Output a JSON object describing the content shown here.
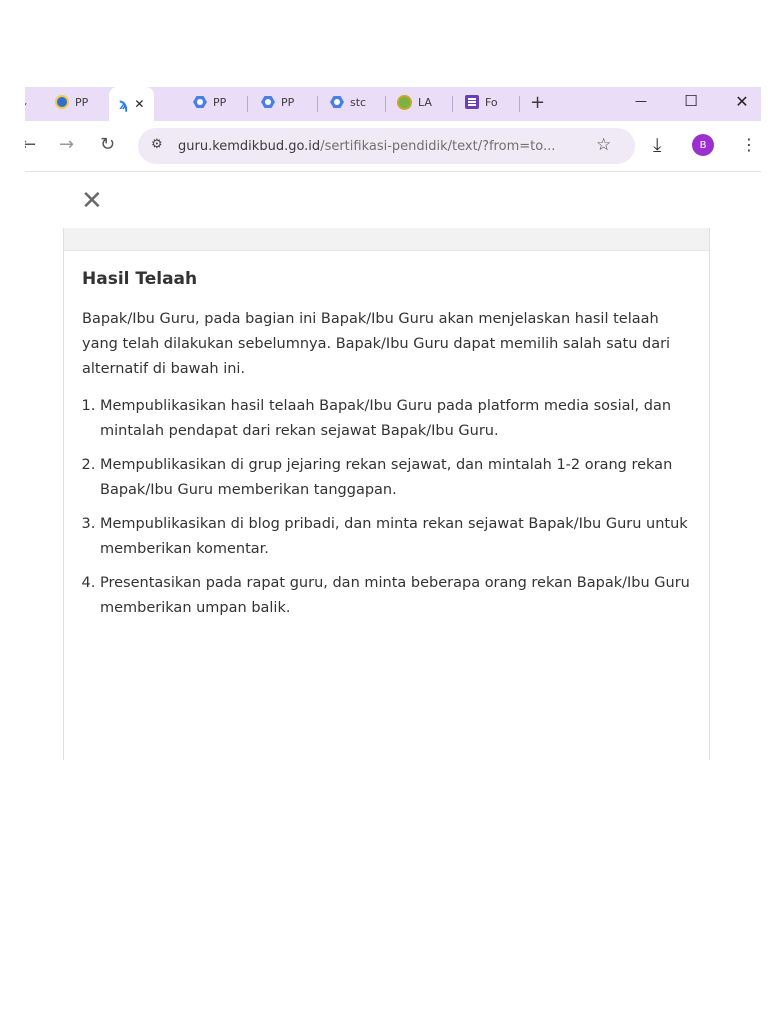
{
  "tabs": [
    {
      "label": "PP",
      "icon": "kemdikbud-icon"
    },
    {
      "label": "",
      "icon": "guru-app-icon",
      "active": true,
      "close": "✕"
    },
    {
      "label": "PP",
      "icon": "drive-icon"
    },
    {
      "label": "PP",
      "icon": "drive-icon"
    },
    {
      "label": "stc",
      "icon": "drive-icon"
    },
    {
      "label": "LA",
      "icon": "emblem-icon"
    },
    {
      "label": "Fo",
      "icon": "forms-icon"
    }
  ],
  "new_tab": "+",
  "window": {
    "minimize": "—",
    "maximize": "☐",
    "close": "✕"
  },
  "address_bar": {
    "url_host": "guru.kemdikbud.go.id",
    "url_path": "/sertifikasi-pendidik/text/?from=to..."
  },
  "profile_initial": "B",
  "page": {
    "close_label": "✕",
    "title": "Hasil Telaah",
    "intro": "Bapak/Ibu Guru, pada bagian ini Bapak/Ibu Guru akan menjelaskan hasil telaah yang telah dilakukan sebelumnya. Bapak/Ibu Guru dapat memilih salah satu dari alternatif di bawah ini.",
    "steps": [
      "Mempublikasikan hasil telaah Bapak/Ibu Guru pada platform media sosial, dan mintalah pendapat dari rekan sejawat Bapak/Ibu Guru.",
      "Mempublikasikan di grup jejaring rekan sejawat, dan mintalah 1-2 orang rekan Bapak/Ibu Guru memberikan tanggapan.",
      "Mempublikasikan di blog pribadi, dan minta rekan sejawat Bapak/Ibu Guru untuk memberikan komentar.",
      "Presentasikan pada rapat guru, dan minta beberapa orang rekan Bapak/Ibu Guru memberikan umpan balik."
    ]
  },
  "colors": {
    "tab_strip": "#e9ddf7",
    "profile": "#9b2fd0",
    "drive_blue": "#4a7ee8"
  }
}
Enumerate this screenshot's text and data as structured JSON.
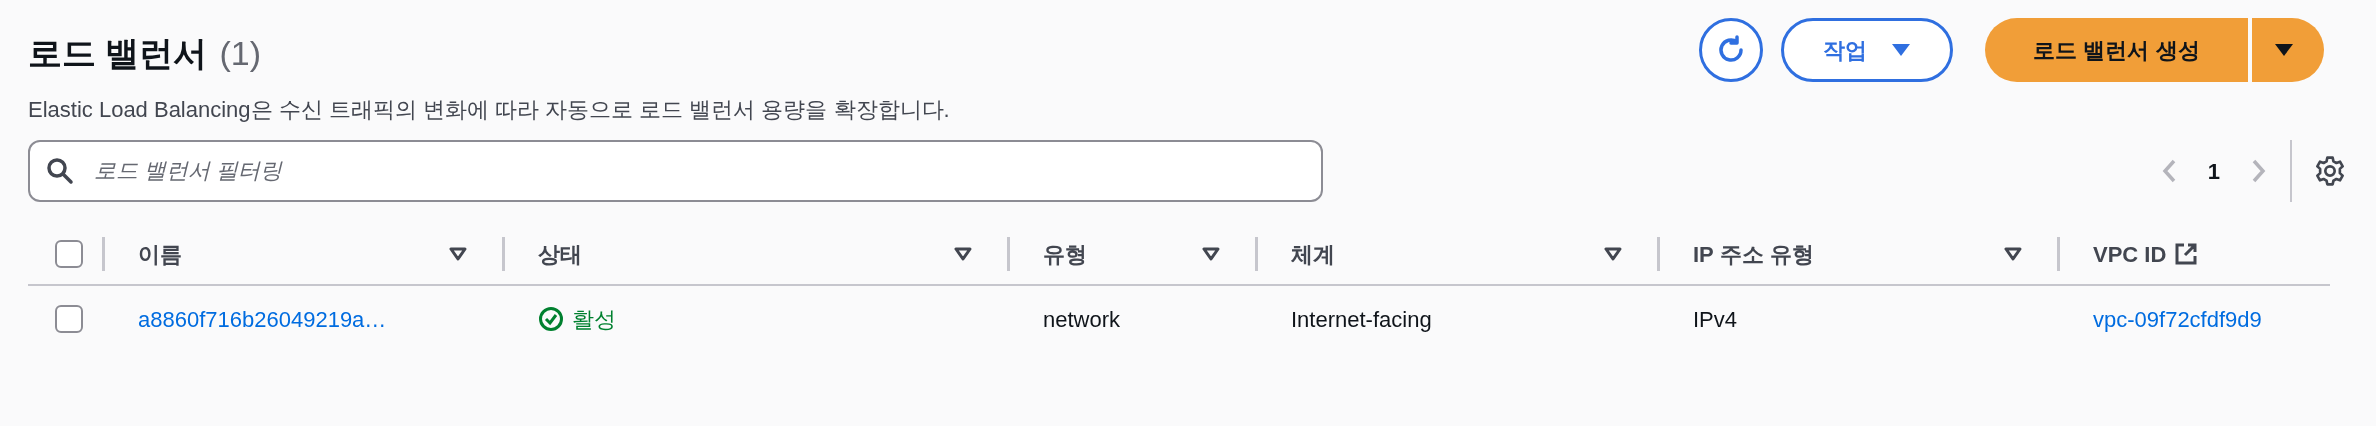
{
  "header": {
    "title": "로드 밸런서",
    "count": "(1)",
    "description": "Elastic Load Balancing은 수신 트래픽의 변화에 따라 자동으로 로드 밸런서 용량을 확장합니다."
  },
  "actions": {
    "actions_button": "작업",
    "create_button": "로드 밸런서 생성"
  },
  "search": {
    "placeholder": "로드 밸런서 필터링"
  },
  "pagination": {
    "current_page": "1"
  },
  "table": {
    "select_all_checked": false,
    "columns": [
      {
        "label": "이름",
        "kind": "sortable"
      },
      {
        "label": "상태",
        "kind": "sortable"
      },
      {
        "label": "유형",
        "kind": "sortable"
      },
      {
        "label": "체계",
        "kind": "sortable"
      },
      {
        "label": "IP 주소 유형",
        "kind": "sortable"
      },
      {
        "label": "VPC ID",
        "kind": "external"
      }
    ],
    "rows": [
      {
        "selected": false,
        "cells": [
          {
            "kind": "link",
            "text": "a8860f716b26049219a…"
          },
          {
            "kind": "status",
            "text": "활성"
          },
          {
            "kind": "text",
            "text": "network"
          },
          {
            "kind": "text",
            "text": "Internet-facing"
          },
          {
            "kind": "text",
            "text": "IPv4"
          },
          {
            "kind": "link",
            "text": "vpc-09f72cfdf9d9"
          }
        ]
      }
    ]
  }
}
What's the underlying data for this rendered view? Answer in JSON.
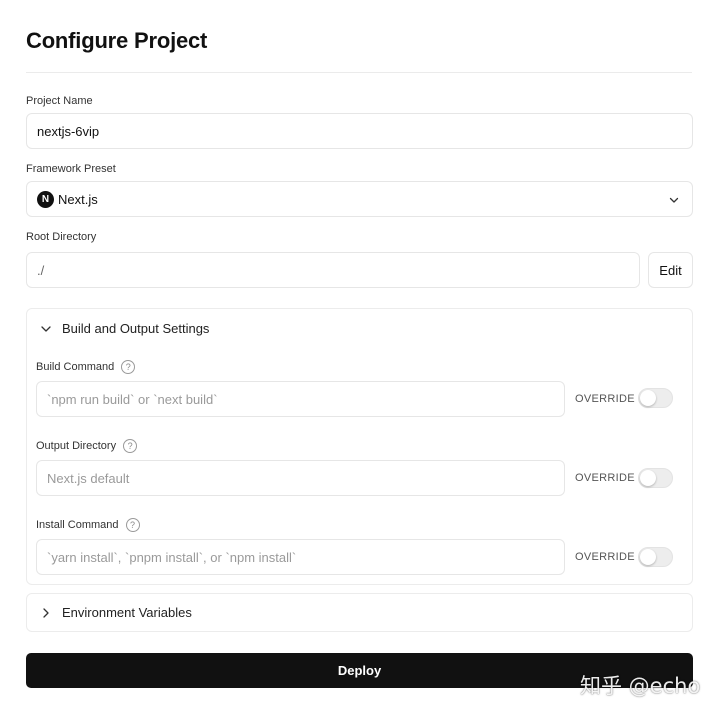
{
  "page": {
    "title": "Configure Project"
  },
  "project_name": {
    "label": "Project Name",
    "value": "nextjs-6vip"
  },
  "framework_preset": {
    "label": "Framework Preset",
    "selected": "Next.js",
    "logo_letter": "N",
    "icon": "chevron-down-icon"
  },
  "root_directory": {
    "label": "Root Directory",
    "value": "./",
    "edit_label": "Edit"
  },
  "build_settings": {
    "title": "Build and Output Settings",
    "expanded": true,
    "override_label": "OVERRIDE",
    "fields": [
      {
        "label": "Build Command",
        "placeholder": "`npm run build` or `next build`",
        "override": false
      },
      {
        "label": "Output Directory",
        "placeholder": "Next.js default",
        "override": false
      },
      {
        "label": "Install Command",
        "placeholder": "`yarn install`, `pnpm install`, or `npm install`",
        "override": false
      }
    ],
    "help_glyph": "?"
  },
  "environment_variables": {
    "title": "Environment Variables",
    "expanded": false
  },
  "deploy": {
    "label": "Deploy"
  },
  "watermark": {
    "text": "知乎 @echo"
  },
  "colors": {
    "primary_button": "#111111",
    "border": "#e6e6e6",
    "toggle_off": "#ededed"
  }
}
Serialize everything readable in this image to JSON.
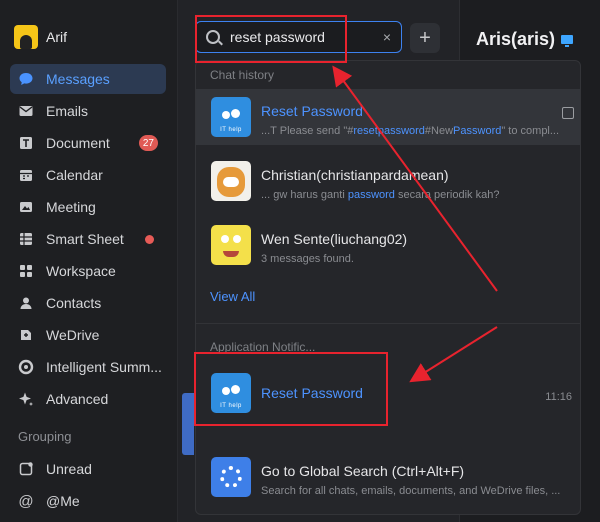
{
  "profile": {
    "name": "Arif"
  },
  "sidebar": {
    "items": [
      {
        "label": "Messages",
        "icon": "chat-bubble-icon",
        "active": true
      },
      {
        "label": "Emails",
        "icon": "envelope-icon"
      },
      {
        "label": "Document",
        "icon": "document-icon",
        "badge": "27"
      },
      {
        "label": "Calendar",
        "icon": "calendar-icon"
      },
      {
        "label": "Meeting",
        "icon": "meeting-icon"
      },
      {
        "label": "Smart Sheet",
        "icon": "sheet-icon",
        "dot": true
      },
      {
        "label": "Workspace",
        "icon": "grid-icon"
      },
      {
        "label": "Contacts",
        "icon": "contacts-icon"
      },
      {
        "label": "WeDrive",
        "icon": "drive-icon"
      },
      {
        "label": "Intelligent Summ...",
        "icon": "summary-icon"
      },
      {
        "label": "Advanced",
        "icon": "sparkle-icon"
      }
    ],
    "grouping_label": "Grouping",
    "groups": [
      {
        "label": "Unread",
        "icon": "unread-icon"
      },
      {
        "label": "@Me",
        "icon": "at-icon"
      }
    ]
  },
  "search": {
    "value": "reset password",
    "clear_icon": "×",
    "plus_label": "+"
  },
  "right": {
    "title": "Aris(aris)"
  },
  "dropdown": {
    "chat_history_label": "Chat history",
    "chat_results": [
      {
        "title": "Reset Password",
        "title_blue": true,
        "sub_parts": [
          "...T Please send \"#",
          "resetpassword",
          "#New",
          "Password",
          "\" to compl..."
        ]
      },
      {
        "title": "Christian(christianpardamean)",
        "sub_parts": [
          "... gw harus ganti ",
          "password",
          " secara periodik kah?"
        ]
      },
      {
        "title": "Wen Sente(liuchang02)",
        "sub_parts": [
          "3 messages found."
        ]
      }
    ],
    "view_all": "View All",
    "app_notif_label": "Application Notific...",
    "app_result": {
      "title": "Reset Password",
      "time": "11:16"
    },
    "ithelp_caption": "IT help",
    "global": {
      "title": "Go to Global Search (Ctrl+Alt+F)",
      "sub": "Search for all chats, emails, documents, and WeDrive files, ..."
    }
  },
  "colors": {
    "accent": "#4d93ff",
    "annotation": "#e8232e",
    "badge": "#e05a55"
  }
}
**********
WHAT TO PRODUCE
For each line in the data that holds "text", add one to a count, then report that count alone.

RESPONSE AREA
12